“Is it not bad enough,” we ask, “for these innocent men and women to die?  Must the children and handicapped also be slaughtered?”  The film’s antagonists are clearly apathetic toward this dilemma.  They march over the body of a young boy, paying as little attention to his presence as that of the nearest flea.  At this our mind screams.  We think surely the worst has come.  But Eisenstein knew how much lower the human spirits could go.  Over the next six minutes, we are subjected to images of mayhem that knows neither boundaries of age, class, or intelligence.  It is not enough for a baby to be murdered.  We are subjected to the tension of watching it fall down steps for over a minute of screen time, only to be slashed by a military officer.

This sort of experience progresses from slight feeling to intense feeling by continually contradicting audience expectations.  As established earlier, we humans are trained to connect everything rationally.  But when some of the peasants attempt to speak with the troops to appeal to their reason, they are shot.  Everything the audience thinks of, the peasants also think of.  But according to Eisenstein’s design, none of these methods (fleeing, rationalizing, fighting) are strong enough to defeat this evil.  That is, until the arrival of the hero ship, the Battleship Potemkin.
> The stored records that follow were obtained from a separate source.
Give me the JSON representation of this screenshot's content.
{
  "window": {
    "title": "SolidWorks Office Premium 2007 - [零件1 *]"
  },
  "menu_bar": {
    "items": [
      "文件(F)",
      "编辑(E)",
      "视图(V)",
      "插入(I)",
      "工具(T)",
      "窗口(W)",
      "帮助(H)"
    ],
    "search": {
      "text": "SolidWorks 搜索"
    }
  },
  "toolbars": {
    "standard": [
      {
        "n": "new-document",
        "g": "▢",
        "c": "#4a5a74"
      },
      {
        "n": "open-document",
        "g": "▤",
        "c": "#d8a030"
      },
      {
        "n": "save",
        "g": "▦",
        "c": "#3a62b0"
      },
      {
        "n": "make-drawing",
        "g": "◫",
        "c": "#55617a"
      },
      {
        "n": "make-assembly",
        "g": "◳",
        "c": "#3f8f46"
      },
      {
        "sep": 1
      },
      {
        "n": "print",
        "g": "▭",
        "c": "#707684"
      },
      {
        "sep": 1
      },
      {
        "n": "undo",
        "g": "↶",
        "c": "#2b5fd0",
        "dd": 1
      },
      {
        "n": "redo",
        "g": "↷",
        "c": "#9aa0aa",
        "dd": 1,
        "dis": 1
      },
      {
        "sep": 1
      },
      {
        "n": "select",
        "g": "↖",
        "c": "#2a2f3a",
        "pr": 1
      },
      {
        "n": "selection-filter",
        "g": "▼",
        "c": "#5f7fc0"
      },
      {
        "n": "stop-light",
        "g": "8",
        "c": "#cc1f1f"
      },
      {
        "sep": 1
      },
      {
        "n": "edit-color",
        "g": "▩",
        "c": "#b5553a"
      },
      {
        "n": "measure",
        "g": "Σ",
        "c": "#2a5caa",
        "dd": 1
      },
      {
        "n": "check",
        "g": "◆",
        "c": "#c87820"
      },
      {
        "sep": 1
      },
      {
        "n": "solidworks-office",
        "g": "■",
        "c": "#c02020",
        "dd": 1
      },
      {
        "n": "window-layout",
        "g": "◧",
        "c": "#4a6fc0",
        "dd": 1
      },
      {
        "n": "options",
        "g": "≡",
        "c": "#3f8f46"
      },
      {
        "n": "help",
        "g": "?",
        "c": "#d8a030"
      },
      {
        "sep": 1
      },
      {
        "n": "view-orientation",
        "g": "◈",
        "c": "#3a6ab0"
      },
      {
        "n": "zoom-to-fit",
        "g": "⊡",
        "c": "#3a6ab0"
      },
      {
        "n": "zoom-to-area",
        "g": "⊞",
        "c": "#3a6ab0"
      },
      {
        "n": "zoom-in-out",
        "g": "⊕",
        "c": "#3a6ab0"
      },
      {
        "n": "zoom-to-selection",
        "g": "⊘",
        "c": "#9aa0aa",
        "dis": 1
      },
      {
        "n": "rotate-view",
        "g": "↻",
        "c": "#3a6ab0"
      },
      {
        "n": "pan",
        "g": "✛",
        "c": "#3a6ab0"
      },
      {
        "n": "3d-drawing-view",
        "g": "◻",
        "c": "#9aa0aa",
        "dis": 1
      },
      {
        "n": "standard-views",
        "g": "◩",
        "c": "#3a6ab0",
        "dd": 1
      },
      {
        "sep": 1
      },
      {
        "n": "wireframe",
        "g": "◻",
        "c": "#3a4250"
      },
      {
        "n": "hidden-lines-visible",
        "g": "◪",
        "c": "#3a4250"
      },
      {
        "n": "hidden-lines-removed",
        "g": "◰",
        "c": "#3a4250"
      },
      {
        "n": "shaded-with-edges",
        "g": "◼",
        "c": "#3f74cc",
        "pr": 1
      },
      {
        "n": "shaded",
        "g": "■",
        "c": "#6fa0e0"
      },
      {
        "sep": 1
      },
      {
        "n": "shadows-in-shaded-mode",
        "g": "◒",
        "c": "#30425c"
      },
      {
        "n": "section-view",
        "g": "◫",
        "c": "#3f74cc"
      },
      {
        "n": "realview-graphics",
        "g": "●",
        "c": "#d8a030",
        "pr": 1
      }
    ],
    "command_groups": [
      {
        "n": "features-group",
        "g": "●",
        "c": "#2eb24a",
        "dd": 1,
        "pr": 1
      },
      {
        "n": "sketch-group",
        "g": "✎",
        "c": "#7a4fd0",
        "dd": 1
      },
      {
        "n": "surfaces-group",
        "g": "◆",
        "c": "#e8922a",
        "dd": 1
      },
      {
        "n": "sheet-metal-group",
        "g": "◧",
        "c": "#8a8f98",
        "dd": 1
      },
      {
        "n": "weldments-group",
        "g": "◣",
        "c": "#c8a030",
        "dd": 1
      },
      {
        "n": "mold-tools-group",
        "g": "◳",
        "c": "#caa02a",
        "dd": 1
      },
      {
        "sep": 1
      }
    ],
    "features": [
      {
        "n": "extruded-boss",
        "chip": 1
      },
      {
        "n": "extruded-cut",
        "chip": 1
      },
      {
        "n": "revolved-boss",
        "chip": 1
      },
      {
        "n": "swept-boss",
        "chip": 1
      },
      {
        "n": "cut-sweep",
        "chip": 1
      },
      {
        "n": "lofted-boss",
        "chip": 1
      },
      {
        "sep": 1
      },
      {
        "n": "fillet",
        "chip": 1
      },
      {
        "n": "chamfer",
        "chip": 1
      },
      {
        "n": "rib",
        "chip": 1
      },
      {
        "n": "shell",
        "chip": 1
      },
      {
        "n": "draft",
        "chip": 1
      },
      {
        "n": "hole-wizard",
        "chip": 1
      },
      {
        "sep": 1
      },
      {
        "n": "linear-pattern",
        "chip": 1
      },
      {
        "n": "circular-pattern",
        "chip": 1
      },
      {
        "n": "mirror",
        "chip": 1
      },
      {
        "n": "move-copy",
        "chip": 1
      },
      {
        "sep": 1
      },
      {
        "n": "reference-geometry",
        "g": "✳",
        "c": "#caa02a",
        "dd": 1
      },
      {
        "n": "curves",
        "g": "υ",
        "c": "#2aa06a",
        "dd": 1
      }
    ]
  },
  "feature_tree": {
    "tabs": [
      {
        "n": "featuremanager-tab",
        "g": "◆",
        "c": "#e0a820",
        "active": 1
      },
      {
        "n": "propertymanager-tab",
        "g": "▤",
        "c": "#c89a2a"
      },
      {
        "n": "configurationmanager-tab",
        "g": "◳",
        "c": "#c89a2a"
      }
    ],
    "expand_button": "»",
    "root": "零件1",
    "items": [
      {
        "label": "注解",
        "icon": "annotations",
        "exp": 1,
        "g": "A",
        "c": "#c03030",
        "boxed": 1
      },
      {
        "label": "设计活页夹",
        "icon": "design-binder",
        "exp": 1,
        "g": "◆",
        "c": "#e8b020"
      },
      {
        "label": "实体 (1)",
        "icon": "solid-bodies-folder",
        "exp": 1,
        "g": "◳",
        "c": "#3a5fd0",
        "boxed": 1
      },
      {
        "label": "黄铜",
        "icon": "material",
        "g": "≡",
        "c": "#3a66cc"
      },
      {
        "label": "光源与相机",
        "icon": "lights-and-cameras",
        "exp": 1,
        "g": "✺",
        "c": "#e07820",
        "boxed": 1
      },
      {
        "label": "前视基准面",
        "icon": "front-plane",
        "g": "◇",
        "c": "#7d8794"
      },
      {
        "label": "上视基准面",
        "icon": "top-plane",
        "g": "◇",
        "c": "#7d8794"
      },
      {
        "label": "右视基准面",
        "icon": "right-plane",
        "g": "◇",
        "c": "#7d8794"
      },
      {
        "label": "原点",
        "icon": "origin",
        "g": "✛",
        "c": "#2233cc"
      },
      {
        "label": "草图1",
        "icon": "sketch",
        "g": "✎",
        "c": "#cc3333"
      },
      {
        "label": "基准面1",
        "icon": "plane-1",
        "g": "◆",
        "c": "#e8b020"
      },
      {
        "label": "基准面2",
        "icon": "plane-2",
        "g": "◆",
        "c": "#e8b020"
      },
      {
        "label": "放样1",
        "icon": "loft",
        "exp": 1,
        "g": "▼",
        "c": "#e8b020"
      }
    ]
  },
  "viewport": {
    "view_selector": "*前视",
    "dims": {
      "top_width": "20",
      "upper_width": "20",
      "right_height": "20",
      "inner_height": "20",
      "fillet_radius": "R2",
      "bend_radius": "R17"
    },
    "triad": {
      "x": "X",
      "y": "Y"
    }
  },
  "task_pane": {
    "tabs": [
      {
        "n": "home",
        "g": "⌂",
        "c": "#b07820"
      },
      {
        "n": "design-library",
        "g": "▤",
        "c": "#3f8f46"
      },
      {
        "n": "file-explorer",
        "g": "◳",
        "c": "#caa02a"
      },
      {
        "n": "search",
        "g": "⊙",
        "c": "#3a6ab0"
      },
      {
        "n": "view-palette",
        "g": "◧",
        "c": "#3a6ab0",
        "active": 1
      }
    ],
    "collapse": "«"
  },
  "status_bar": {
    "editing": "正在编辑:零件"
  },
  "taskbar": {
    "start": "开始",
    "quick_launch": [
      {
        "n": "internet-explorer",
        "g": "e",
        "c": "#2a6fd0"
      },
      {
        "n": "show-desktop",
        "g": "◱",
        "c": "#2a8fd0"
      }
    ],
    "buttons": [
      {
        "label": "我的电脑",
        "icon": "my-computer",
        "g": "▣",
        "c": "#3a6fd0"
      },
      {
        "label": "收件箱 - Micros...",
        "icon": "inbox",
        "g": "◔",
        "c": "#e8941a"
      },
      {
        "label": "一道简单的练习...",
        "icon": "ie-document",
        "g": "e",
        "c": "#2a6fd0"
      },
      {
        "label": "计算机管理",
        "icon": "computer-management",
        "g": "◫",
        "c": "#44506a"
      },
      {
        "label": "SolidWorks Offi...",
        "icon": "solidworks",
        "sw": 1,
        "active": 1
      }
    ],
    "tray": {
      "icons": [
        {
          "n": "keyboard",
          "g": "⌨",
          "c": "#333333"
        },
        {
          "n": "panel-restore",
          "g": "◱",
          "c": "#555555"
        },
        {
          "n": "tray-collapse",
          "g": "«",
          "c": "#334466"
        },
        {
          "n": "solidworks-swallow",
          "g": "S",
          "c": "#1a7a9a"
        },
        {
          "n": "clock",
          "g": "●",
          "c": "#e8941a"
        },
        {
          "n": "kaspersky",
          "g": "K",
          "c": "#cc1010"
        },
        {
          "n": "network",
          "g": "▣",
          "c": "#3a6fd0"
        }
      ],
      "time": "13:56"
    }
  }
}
There can be no doubt that the emotion received is that which Eisenstein intended to communicate, proving beyond a shadow of a doubt the power of film as a communicative medium.  This type of exercise has been imitated in many movies since, notably in the church-burning scene from Roland Emmerich’s The Patriot.  As the British lock these people in the building and set it ablaze, the townspeople attempt everything the audience wants them to.  Open the doors?  They’re locked.  Break through the windows?  There are bars along them.  The connection between audience and victim works because the audience naturally projects itself into the position of the protagonists.  Thus, the hero’s failures become our failures.

The film’s job is to make the audience ‘help itself,’ not to ‘entertain’ it.  To grip, not to amuse,” wrote Eisenstein in the essay A Course in Treatment.  The discussion at hand was whether or not it was the role of the filmmaker to entertain the masses.  He took the position that any communicative medium must not be held down by any such obligation to communicate a specific thing.  Instead, films ought to harness the very things that make up the psycho/physiological core of every person going to the cinema.

The linguistic possibilities of art have been explored since the beginnings of Creation.  Time allows for Process, and Process allows for temporal art forms such as music and film to harness emotional expression through the means of story.  As audience needs will change over time, the methods by which foundational human emotions are articulated may change with them.  But the potential for human expression concerning spiritual/emotional/psycho/physiological experiences will only grow.

Works Cited

Eisenstein, Sergei. “A Course in Treatment.” Online.

Eisenstein, Sergei. “A Dialectic Approach to Film Form.” (1945).  Online.

Eisenstein, Sergei.  “Film Form.” Online.

Eisenstein, Sergei.  “The Filmic Fourth Dimension.” Online.

Eisenstein, Sergei.  “Methods of Montage.” Online.